filling the baking pan
The batter is pretty thick, so be careful scooping it into the pan. You don’t want to disturb your lemon design.

Bake. Pour and scrape the batter into the pan, being careful not to disturb your nice arrangement of lemons. Smooth off the top. Place the pan on a baking sheet (to contain leaks) and bake until the cake is quite brown and firm to the touch, and there’s no sign that the center jiggles when the pan is shaken slightly. This will take 50 to 60 minutes; we will warn you that this is a difficult cake to tell if it’s completely done, so probably err on the side of slightly over-baked.

cake resting
When done, the cake is very dark, and it should feel firm to the touch.

Cool.
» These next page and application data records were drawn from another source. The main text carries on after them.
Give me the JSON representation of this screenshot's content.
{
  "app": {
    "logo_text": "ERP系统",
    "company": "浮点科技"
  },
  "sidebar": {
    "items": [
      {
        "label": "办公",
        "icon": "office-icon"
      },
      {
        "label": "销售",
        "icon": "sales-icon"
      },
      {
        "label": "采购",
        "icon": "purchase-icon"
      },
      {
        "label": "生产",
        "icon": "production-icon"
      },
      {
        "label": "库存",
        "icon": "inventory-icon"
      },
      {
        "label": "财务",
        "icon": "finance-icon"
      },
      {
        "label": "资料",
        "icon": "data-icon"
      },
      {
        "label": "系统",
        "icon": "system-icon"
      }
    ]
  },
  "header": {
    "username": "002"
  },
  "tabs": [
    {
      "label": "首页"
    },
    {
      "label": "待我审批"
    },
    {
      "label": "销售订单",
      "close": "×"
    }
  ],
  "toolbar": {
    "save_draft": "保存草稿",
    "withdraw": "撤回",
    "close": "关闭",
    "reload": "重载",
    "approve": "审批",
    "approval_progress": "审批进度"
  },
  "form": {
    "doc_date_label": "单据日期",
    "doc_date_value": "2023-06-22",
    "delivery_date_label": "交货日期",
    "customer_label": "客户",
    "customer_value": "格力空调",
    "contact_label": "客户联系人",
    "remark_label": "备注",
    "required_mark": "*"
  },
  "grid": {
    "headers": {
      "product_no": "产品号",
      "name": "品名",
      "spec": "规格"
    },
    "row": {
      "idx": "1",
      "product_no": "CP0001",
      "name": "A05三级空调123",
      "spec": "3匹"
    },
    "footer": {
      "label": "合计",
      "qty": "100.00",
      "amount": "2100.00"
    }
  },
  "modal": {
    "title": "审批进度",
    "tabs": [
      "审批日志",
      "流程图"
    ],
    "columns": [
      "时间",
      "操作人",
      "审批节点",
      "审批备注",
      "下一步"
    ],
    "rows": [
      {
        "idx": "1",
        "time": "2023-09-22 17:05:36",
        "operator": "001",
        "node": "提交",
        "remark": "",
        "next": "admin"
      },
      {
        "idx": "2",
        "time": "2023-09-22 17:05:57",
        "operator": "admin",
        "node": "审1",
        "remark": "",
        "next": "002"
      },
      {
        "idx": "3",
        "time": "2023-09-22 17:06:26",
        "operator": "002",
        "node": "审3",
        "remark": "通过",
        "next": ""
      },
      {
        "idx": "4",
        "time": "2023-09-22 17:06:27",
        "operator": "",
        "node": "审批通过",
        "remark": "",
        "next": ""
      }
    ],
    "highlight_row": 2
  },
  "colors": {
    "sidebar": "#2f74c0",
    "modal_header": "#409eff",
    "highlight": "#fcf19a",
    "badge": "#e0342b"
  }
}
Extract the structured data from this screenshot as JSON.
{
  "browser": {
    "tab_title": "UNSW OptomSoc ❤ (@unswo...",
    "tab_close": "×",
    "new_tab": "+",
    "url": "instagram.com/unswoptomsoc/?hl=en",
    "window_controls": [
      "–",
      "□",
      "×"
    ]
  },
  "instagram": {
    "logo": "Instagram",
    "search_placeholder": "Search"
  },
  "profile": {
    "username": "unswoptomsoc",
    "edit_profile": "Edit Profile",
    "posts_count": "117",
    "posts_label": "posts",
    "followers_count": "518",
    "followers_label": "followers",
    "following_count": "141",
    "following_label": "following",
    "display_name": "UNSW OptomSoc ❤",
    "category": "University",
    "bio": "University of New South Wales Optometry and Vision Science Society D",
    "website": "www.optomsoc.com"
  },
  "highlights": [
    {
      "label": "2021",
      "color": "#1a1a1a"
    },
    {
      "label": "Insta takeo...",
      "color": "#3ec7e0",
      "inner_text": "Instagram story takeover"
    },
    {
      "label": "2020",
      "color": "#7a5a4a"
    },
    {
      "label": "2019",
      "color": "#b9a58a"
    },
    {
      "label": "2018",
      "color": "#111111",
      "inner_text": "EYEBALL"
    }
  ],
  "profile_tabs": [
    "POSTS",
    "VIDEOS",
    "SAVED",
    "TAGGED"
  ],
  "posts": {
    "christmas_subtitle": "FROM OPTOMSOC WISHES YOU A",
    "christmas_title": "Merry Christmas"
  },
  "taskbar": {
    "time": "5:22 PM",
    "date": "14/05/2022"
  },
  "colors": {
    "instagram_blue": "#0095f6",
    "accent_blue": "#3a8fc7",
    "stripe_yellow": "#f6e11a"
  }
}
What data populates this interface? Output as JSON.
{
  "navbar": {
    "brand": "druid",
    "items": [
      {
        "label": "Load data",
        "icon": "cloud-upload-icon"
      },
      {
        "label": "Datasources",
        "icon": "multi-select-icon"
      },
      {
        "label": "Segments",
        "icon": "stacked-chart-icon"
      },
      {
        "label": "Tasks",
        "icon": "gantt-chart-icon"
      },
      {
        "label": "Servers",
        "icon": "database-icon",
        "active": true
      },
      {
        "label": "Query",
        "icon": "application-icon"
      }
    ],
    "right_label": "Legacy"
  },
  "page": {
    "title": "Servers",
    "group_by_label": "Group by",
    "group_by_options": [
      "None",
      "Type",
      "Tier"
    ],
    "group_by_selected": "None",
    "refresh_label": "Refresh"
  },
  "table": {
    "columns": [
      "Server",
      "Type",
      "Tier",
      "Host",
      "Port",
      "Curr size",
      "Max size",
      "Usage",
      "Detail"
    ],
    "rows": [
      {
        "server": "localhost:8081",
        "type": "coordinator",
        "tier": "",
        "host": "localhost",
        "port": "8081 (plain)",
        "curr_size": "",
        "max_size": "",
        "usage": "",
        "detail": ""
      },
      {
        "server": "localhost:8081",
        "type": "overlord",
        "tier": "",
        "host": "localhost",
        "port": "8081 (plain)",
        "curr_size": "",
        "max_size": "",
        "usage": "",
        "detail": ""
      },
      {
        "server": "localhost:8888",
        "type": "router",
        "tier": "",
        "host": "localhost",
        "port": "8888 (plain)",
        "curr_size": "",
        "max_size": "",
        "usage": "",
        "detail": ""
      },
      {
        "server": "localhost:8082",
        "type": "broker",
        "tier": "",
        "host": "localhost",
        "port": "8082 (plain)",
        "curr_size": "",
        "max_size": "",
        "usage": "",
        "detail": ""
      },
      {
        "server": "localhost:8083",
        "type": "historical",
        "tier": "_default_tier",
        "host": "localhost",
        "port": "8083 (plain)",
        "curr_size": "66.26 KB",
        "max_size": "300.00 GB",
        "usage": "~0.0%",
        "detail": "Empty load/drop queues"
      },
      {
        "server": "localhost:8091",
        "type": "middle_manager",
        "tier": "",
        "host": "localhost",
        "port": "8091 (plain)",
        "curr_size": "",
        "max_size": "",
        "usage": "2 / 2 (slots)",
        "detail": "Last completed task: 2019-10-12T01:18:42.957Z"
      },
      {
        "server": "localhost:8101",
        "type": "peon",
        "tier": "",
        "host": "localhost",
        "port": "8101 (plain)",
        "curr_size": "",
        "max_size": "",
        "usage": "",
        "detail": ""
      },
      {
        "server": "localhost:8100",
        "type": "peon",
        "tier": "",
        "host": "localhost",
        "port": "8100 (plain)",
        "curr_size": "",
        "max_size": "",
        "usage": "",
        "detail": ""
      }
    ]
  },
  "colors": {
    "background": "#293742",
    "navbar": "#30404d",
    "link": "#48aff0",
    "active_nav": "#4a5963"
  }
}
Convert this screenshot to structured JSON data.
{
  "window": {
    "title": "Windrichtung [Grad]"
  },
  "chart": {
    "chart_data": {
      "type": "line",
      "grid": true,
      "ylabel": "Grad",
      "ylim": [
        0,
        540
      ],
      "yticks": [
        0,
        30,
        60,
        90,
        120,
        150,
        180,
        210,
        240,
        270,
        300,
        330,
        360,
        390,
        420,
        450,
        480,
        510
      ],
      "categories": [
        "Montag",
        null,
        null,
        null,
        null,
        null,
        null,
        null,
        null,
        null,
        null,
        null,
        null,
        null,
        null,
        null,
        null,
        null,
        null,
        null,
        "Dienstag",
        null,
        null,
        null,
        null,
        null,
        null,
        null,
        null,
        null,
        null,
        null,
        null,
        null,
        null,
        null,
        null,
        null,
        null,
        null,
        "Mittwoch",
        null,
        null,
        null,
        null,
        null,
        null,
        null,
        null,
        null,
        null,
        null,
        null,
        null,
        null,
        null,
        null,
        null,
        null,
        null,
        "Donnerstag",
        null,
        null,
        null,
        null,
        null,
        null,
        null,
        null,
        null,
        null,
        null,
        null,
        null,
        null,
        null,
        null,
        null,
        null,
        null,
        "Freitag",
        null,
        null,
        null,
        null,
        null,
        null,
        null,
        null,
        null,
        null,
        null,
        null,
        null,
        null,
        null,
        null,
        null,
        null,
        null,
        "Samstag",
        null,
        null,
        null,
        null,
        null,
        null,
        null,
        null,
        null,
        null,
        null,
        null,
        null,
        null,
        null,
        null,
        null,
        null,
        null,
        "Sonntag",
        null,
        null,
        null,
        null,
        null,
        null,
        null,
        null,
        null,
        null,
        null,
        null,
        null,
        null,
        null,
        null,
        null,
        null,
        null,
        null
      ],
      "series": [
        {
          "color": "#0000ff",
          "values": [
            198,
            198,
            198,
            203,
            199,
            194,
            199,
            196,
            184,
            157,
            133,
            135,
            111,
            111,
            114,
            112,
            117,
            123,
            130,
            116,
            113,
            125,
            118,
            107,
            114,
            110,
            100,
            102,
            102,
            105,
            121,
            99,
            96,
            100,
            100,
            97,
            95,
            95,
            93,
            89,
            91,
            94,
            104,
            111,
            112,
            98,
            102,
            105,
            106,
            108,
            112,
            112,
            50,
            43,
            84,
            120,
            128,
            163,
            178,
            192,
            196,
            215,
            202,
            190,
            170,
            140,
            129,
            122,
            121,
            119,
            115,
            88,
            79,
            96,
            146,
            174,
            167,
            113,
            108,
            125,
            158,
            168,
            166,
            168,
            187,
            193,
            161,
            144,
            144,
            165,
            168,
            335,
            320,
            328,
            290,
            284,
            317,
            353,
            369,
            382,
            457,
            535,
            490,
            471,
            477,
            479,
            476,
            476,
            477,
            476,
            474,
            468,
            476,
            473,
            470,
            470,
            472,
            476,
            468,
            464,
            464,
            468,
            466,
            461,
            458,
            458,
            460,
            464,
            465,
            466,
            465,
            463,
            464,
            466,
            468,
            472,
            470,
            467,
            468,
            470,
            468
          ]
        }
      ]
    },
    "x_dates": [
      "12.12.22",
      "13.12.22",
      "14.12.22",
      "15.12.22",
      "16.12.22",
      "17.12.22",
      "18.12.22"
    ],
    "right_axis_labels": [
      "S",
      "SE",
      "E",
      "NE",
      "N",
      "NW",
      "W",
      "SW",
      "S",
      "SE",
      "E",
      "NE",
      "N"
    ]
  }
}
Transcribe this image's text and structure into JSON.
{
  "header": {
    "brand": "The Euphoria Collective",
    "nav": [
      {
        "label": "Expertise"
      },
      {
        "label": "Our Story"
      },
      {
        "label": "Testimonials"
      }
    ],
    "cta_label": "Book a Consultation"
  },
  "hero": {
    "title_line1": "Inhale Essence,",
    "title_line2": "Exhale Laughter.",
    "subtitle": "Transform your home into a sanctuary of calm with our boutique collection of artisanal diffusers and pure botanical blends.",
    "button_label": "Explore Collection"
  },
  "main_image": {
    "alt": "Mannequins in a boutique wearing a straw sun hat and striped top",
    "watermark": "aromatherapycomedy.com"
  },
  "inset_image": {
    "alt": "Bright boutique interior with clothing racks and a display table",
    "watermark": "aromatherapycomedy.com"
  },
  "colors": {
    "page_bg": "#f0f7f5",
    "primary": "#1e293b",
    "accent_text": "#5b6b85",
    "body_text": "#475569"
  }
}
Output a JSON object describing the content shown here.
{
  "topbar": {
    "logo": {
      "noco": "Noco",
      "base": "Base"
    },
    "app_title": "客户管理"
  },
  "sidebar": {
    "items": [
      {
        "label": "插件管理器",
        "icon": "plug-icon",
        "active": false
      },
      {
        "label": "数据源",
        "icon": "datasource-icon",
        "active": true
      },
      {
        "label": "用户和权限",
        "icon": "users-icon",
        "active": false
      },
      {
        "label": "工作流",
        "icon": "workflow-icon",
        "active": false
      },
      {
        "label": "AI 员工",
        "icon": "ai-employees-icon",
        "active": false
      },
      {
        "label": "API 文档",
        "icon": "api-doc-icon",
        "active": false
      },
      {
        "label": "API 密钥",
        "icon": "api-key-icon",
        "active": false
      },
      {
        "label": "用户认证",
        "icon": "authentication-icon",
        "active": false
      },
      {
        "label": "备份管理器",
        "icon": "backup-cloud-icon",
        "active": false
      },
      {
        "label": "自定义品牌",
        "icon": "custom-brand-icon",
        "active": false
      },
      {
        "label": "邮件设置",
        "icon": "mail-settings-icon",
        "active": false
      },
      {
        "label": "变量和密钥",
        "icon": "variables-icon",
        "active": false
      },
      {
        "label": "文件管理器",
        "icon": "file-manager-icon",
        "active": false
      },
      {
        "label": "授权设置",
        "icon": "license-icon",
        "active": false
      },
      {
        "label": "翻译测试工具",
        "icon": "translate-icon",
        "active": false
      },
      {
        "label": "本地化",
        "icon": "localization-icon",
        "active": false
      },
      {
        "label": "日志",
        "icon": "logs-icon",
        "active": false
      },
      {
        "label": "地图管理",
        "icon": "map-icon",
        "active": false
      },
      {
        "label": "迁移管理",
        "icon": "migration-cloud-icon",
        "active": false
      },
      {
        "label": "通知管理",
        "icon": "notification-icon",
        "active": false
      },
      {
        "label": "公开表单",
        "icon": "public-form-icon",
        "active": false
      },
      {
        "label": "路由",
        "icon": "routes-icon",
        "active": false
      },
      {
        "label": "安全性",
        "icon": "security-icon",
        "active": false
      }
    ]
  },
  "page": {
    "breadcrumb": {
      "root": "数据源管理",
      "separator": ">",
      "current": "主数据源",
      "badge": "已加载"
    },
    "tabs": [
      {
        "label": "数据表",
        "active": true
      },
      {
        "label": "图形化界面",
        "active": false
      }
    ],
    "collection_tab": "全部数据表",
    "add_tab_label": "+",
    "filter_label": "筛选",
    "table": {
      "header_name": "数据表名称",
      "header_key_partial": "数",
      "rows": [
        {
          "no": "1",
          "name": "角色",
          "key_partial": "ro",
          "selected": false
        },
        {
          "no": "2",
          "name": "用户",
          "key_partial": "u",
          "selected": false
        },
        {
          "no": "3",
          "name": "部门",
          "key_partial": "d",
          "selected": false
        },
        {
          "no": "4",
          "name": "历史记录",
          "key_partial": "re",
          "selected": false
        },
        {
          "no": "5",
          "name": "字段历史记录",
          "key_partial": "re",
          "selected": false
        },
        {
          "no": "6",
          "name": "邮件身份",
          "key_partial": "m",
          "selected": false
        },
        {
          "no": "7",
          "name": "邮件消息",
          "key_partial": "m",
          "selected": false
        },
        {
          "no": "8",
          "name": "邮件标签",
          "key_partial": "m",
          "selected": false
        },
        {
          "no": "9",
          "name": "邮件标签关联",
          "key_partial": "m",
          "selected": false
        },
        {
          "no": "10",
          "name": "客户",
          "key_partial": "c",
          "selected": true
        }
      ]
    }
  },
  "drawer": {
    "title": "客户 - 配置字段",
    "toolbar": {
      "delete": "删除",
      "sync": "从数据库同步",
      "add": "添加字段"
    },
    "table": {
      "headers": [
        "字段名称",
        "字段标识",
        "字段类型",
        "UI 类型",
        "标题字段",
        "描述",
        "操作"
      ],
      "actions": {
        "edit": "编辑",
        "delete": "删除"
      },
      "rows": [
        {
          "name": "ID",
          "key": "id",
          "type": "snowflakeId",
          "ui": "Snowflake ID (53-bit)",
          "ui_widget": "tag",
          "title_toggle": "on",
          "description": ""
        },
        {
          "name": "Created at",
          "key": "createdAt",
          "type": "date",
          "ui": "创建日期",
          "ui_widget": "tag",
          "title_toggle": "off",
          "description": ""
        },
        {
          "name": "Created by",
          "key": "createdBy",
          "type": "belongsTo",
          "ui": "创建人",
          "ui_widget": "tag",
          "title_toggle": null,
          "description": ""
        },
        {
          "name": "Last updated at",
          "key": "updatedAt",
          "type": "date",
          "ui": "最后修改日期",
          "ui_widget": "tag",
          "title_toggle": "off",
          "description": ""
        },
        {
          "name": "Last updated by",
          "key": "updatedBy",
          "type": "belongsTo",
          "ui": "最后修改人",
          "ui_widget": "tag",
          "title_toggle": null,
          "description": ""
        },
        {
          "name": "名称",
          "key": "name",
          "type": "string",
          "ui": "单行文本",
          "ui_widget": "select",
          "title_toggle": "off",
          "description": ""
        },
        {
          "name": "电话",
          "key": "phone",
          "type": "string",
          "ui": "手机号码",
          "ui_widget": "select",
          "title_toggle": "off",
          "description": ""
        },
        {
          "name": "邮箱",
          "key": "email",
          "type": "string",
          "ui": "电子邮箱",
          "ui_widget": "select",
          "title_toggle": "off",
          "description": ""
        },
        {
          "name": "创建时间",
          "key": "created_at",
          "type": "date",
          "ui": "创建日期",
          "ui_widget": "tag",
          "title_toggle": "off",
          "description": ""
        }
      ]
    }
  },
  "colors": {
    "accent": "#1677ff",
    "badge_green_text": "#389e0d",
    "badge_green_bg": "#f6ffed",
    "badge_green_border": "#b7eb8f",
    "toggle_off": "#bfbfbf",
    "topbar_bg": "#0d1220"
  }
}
Set the pan on a cooling rack and let cool at least 2 hours before releasing the sides of the springform pan. If needed, slide a knife between the parchment and the pan to aid in the release.

inverted cake
The moment of truth: how does the lemon design look?

Invert. Place a plate over the top (soon to be bottom), lift, and flip the cake. Carefully lift off the parchment to reveal your lemon design. Slicing will be easiest with either a very sharp knife or a serrated knife.

This is a nice cake to make if you haven’t made a cake in a while. It’s straightforward to make — the most difficult parts are lining the pan and slicing the lemons thinly enough — it looks nice, plus, it has a nice cornmeal texture and taste that people won’t expect, but will enjoy. Because of the cornmeal, this cake seems a bit more savory than the standard, light cake-flour cake, and a bit more substantial; you feel that a small slice and a cup of tea are perfect to keep you going in mid-afternoon, when you still have hours to go before dinner. Four stars.

Worth the trouble?

Leave a Reply

Your email address will not be published. Required fields are marked *